“The union has to be seen to be fighting a hard fight,” said Roberts. “It is part of their DNA – there will be a strike – irrespective.

Automakers will now be eyeing any proposed talks nervously as their just-in-time operations fall vulnerable to component shortages.

Despite possessing a natural stock buffer, at some point the parts will start to run dry, especially if this strike lasts as long as the previous three-week stoppage.

But it is the cumulative effect of prolonged strikes across so many sectors in South Africa, which could have the more long-lasting effect, on top of the billions of Rand already lost.

“The biggest price is the reputation of the country as a world player for manufacturing,” a South African told me. “We are on a world stage.”

There is also the suggestion this latest strike is turning ugly in places with intimidation and what limited stock there is, being refused entry to factories.

The walk-out also affects petrol stations but as it appears the refineries themselves are not on strike, fuel is still getting through, but it’s if the forecourts run dry that the country will really start to be affected.

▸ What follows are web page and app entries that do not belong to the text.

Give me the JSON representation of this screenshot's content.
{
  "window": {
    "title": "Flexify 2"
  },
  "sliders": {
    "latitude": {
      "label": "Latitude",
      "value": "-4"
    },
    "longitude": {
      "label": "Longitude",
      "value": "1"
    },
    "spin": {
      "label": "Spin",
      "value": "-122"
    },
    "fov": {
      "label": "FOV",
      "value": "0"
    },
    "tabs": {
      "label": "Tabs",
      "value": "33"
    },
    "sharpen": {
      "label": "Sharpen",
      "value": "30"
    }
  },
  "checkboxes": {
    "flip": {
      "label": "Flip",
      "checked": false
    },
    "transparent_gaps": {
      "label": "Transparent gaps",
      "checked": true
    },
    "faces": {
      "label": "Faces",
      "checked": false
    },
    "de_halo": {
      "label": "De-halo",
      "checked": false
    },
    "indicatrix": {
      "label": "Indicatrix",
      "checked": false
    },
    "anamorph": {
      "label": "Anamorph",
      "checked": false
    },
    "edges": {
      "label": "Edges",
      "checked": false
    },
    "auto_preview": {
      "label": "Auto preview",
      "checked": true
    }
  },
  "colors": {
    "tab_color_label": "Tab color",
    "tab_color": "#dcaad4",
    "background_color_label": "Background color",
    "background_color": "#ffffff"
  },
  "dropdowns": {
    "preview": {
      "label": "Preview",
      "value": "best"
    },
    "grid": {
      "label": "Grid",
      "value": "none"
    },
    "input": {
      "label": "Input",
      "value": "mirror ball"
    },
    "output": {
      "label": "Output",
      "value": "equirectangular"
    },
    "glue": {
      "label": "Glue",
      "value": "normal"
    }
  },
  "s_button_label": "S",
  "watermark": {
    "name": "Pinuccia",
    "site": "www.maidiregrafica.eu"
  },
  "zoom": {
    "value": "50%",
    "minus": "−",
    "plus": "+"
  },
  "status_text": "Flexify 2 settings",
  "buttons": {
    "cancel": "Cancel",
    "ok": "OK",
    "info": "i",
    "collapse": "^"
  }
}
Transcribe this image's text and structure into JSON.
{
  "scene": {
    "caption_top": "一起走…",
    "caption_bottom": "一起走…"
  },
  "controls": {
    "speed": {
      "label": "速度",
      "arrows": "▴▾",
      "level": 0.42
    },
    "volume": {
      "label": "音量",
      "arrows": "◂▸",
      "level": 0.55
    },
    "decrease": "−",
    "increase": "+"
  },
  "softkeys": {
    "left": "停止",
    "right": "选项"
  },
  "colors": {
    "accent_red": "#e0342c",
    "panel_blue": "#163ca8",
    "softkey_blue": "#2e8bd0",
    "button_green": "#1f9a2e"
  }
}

Component producers are hoping the current industrial dispute ‘only’ lasts two weeks and doesn’t spill over into a third as the automakers’ employees walkout did.

But every time these strikes occur – and they appear to be as regular as clockwork – South Africa’s manufacturing reputation takes a bit more of a hit.

Japanese and American consumers, not to mention other global customers, are not interested in the nuances of a domestic South African dispute, no matter how noble the union aspirations.

They simply want their products delivered on time and to budget and if not, they could well take their business elsewhere.